START Data records

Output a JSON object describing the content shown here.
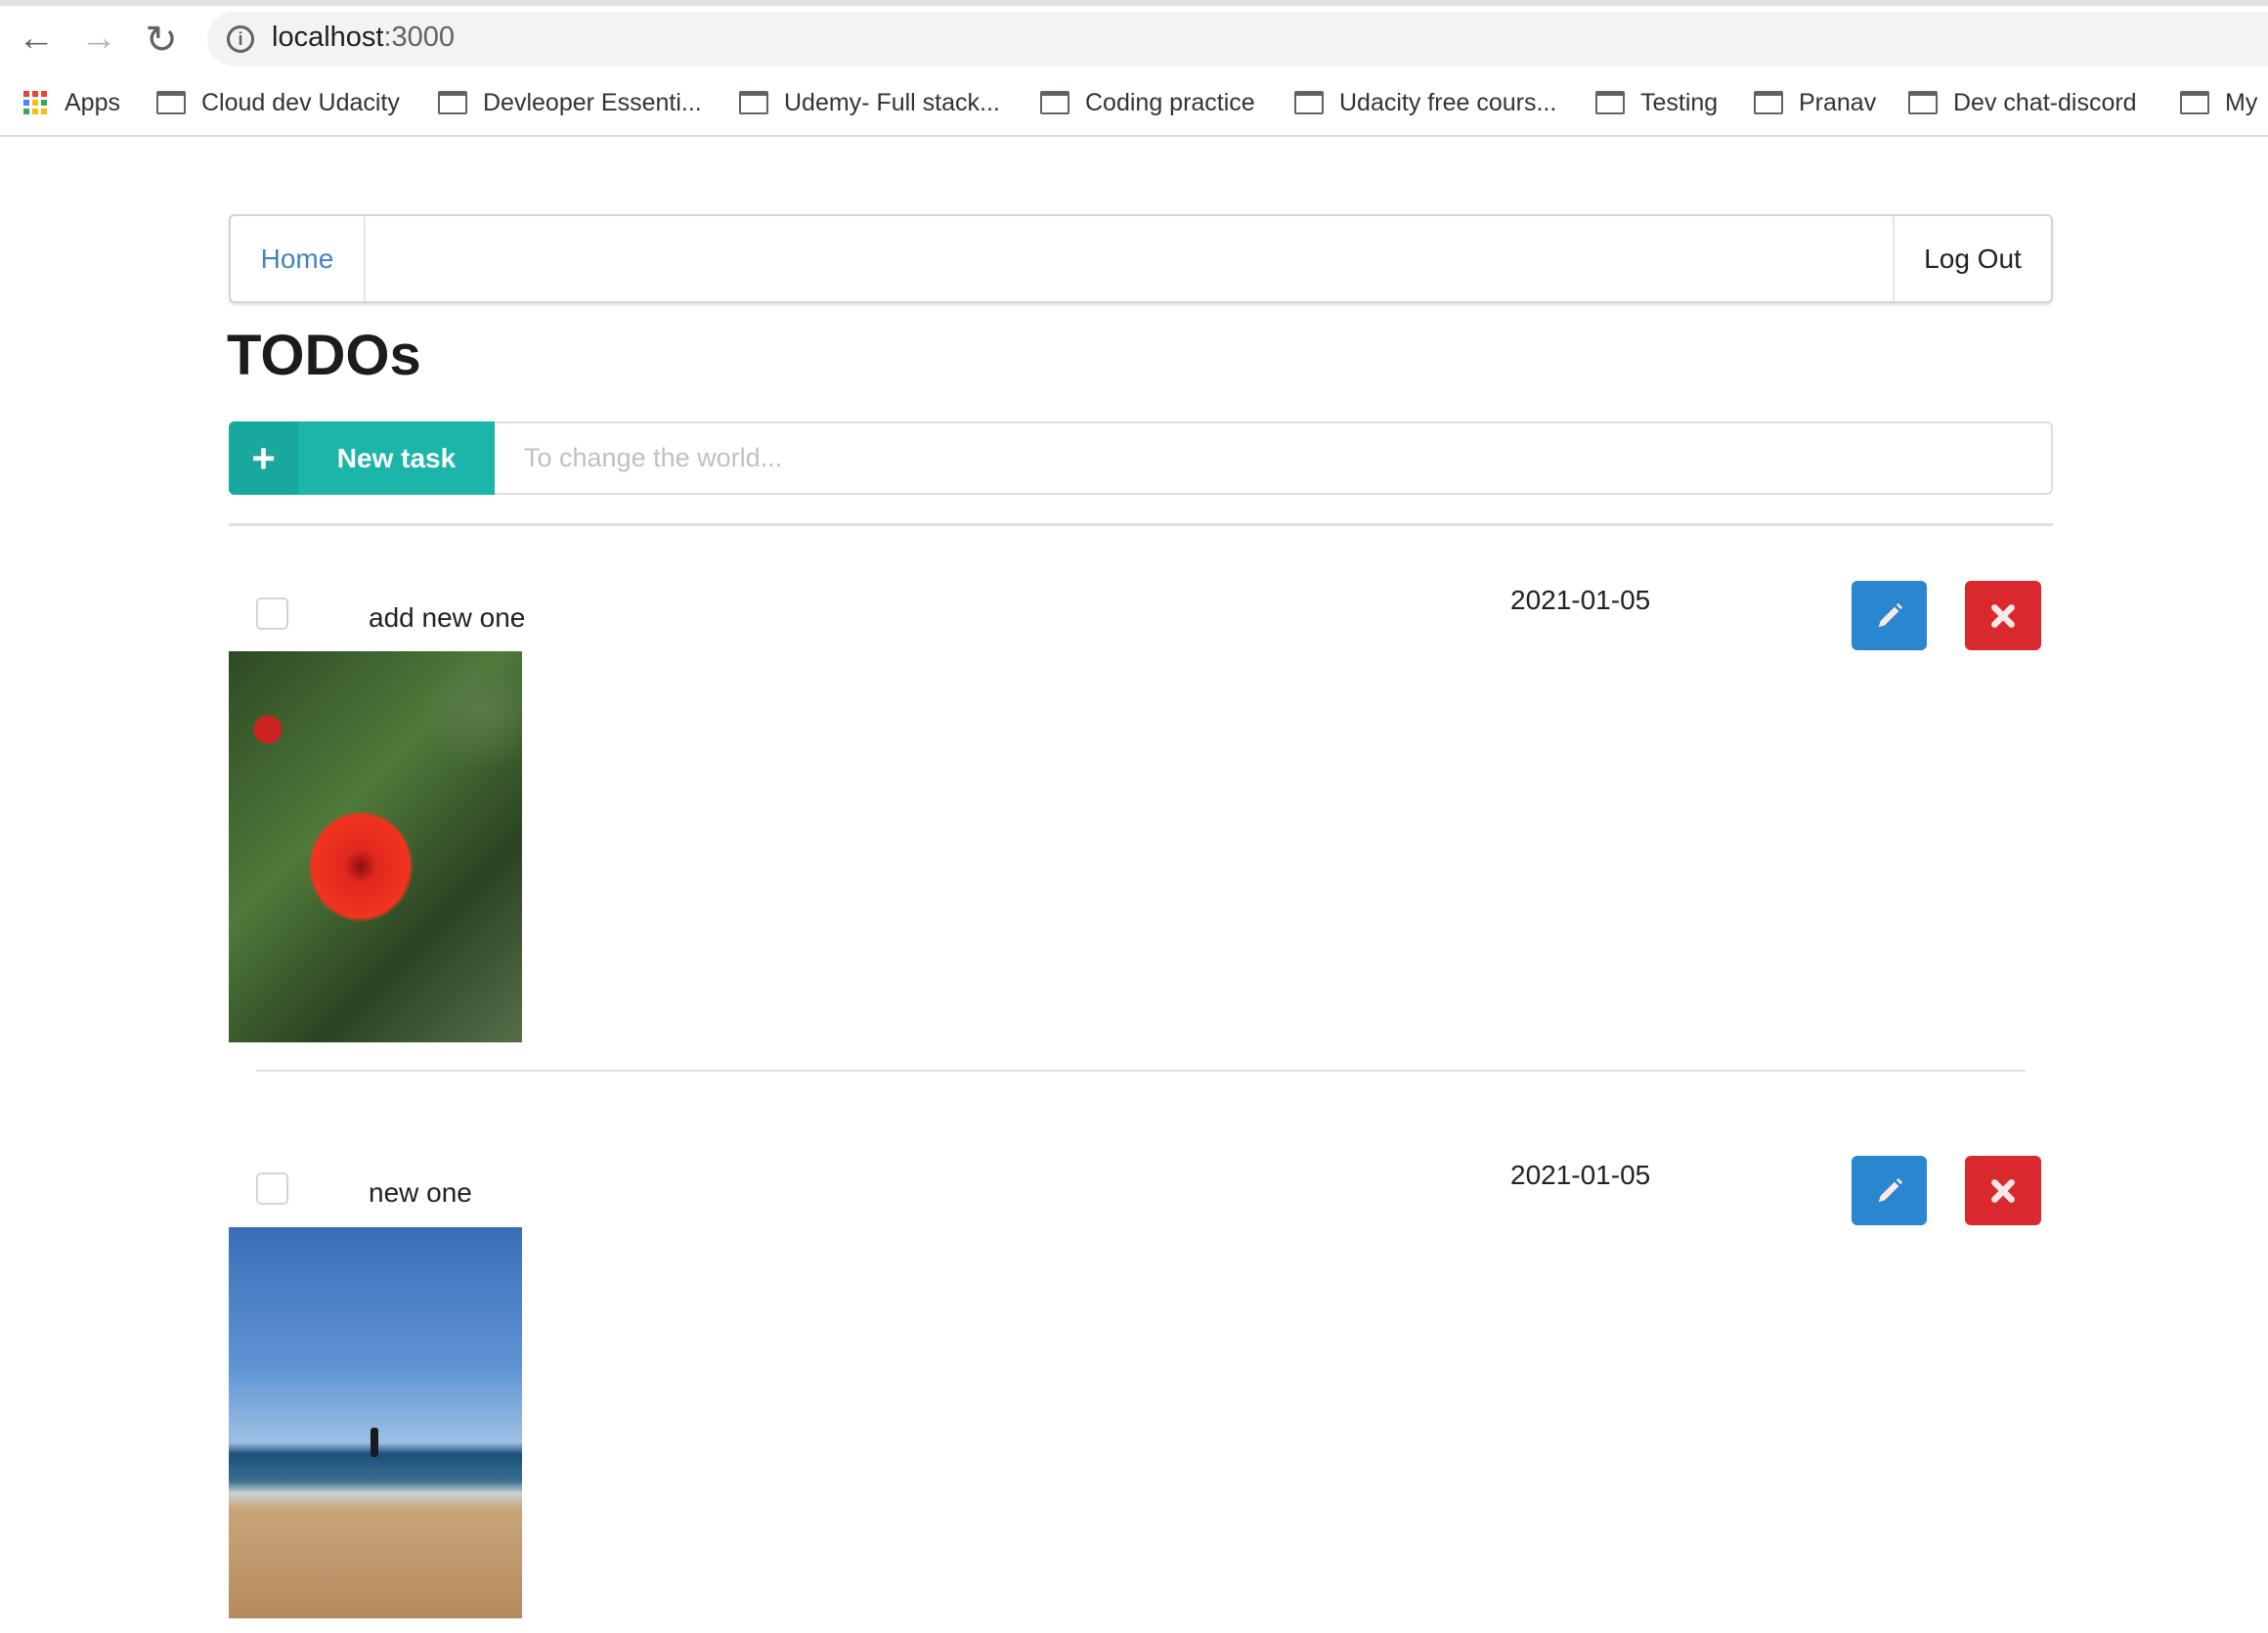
{
  "browser": {
    "url_host": "localhost",
    "url_port": ":3000",
    "bookmarks": [
      "Apps",
      "Cloud dev Udacity",
      "Devleoper Essenti...",
      "Udemy- Full stack...",
      "Coding practice",
      "Udacity free cours...",
      "Testing",
      "Pranav",
      "Dev chat-discord",
      "My"
    ]
  },
  "menu": {
    "home": "Home",
    "logout": "Log Out"
  },
  "page": {
    "title": "TODOs"
  },
  "new_task": {
    "label": "New task",
    "placeholder": "To change the world..."
  },
  "todos": [
    {
      "name": "add new one",
      "date": "2021-01-05",
      "done": false,
      "image": "hibiscus-flower"
    },
    {
      "name": "new one",
      "date": "2021-01-05",
      "done": false,
      "image": "beach"
    }
  ],
  "colors": {
    "accent": "#1bb5a9",
    "edit": "#2a87cf",
    "delete": "#d9292f",
    "link": "#4183c4"
  }
}
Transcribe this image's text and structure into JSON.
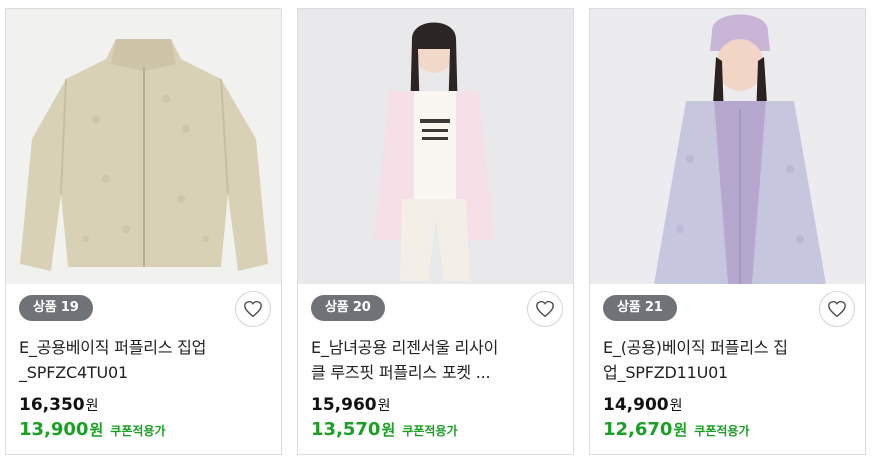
{
  "products": [
    {
      "badge": "상품 19",
      "title_line1": "E_공용베이직 퍼플리스 집업",
      "title_line2": "_SPFZC4TU01",
      "price": "16,350",
      "sale_price": "13,900",
      "currency": "원",
      "coupon_label": "쿠폰적용가",
      "image_icon": "beige-fleece-jacket",
      "wish_icon": "heart-icon"
    },
    {
      "badge": "상품 20",
      "title_line1": "E_남녀공용 리젠서울 리사이",
      "title_line2": "클 루즈핏 퍼플리스 포켓 ...",
      "price": "15,960",
      "sale_price": "13,570",
      "currency": "원",
      "coupon_label": "쿠폰적용가",
      "image_icon": "model-pink-fleece",
      "wish_icon": "heart-icon"
    },
    {
      "badge": "상품 21",
      "title_line1": "E_(공용)베이직 퍼플리스 집",
      "title_line2": "업_SPFZD11U01",
      "price": "14,900",
      "sale_price": "12,670",
      "currency": "원",
      "coupon_label": "쿠폰적용가",
      "image_icon": "model-lavender-fleece",
      "wish_icon": "heart-icon"
    }
  ],
  "colors": {
    "badge_bg": "#6f7377",
    "sale_green": "#1aa024",
    "border": "#dcdcdc"
  }
}
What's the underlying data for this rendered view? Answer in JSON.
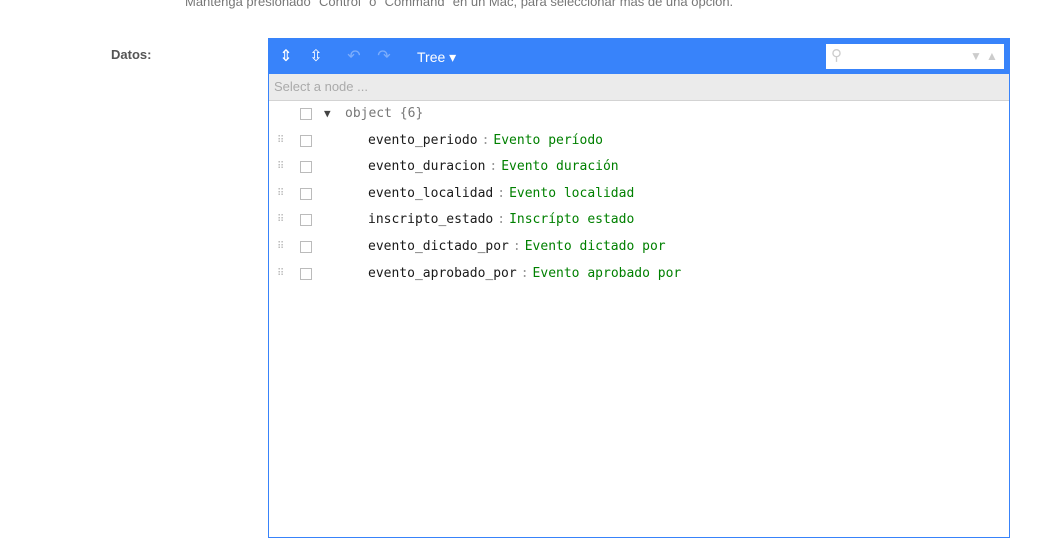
{
  "help_text": "Mantenga presionado \"Control\" o \"Command\" en un Mac, para seleccionar más de una opción.",
  "field_label": "Datos:",
  "editor": {
    "colors": {
      "accent": "#3883fa",
      "value": "#008000"
    },
    "menu": {
      "expand_icon": "expand-all-icon",
      "collapse_icon": "collapse-all-icon",
      "undo_icon": "undo-icon",
      "redo_icon": "redo-icon",
      "mode": "Tree ▾",
      "search_value": ""
    },
    "nav_placeholder": "Select a node ...",
    "root": "object {6}",
    "items": [
      {
        "key": "evento_periodo",
        "value": "Evento período"
      },
      {
        "key": "evento_duracion",
        "value": "Evento duración"
      },
      {
        "key": "evento_localidad",
        "value": "Evento localidad"
      },
      {
        "key": "inscripto_estado",
        "value": "Inscrípto estado"
      },
      {
        "key": "evento_dictado_por",
        "value": "Evento dictado por"
      },
      {
        "key": "evento_aprobado_por",
        "value": "Evento aprobado por"
      }
    ]
  }
}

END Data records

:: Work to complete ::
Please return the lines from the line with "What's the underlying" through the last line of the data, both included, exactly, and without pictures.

:: Result of this task ::
What's the underlying data for this rendered view? Answer in JSON.
{
  "help_text": "Mantenga presionado \"Control\" o \"Command\" en un Mac, para seleccionar más de una opción.",
  "field_label": "Datos:",
  "editor": {
    "colors": {
      "accent": "#3883fa",
      "value": "#008000"
    },
    "menu": {
      "expand_icon": "expand-all-icon",
      "collapse_icon": "collapse-all-icon",
      "undo_icon": "undo-icon",
      "redo_icon": "redo-icon",
      "mode": "Tree ▾",
      "search_value": ""
    },
    "nav_placeholder": "Select a node ...",
    "root": "object {6}",
    "items": [
      {
        "key": "evento_periodo",
        "value": "Evento período"
      },
      {
        "key": "evento_duracion",
        "value": "Evento duración"
      },
      {
        "key": "evento_localidad",
        "value": "Evento localidad"
      },
      {
        "key": "inscripto_estado",
        "value": "Inscrípto estado"
      },
      {
        "key": "evento_dictado_por",
        "value": "Evento dictado por"
      },
      {
        "key": "evento_aprobado_por",
        "value": "Evento aprobado por"
      }
    ]
  }
}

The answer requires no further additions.